Human beings can never be seen as commodities for profit, cogs on a machine, or mere instruments of production.
It was during the Industrial Revolution that Pope Leo XIII in 1891 paved the way for justice in the economic order with his encyclical Rerum Novarum (The Condition of Labor). He opposed liberal capitalism, which does not rely on moral principles, and socialism, which suppresses individual freedom. On labor, he noted that, “by degrees it has come to pass that working men have been surrendered, isolated and helpless, to the hardheartedness of employers and the greed of unchecked competition.
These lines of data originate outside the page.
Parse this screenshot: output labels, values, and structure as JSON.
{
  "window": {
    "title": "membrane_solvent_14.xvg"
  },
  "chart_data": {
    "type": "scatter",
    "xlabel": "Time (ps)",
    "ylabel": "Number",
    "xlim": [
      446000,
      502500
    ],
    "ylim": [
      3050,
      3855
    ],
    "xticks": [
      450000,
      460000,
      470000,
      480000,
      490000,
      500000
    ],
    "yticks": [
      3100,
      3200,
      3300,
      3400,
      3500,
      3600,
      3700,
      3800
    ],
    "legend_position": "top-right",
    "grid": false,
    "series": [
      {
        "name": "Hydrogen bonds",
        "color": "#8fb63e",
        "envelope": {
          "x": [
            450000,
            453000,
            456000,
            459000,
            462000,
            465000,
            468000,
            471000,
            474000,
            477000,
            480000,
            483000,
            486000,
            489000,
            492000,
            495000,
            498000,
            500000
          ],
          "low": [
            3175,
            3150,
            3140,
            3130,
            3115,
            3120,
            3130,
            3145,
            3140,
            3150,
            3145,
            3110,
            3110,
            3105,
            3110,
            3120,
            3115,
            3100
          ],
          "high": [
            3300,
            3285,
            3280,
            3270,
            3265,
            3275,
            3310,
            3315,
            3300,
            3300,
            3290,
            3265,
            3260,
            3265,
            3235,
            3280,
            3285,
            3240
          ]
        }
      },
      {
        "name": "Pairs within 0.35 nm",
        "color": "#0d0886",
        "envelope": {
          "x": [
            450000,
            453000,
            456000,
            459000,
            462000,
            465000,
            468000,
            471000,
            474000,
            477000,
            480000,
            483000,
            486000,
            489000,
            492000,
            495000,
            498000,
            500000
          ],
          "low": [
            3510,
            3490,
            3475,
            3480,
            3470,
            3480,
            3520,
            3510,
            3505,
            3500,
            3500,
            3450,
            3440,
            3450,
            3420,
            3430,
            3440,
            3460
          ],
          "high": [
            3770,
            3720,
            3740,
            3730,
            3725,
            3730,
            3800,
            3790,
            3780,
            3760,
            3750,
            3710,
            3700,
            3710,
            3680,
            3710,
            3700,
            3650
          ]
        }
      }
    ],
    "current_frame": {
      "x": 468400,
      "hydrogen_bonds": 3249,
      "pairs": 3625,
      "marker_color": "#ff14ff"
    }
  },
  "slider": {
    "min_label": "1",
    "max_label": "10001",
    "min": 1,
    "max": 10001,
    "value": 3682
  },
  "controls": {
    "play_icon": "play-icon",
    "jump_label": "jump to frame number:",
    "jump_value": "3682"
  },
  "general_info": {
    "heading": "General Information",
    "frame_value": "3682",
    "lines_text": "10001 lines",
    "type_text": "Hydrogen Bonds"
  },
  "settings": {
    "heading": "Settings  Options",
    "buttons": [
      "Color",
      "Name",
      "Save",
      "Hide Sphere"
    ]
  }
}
The mischief has been increased by rapacious usury, which, although more than once condemned by the Church, is nevertheless, under a different guise, but with like injustice, still practiced by covetous and grasping men. To this must be added that the hiring of labor and the conduct of trade are concentrated in the hands of comparatively few; so that a small number of very rich men have been able to place upon the teeming masses of the laboring poor a yoke little better than that of slavery itself.”
Pope Leo XIII expressed his concern for the poor working class and defended the rights of workers to fair and just treatment as human beings, humane working hours, and safe working conditions. He also affirmed that laborers deserve fair and just wages, and they have the right to private property and decent living. Likewise, workers have a right to form organizations of labor for their advantage. Subsequent papal encyclicals follow up on the condition of labor for their eras.
Jesus’ vocation was to do the will of His Father: “My food is to do the will of the one who sent me to finish his work.” Before his public ministry, Jesus was most likely engaged in manual labor with his father, Joseph the Carpenter. In his public ministry, Jesus used the day-to-day-human work of men and women in his parables to describe the reign of God: householder, merchant, shepherd, farmer, fisherman, steward, servant, and laborer. Indeed, work gives us the opportunity to express and to develop one’s talents for one’s own good and for the good of others.
From a Christian perspective, we can say that work is redemptive because it is a vocation in the service of discipleship. We thus have to remember that work is a human good. It is a human endeavor that expresses a person’s dignity and worth. A person’s work mirrors the work of God and honors the gifts and talents given to him/her by God. One’s work “fulfills the potential inscribed in his nature. The primordial value of labor stems from man [woman] himself [herself], its author, and its beneficiary. Work is for man, not man for work.” Work, whether manual or intellectual, involves the whole person. It is a reflection of a man and woman’s humanity in which they are the hands of God to create and do well for God, self, and others. Therefore, “the human rights that flow from work are part of the broader context of those fundamental rights of the person.” When these are met, laborers will be able to experience the presence of God, a sense of well-being, satisfaction, and sense of accomplishment for self and for others.
Br. Warren Perrotto, M.S.C.
- Have I considered the sources of the goods that I purchase for myself, my family, and my home?
- Am I willing to take a stand against exploitation, even if it means that I have to change my purchasing?
- How can I advocate for those whose dignity and labor are exploited for profit?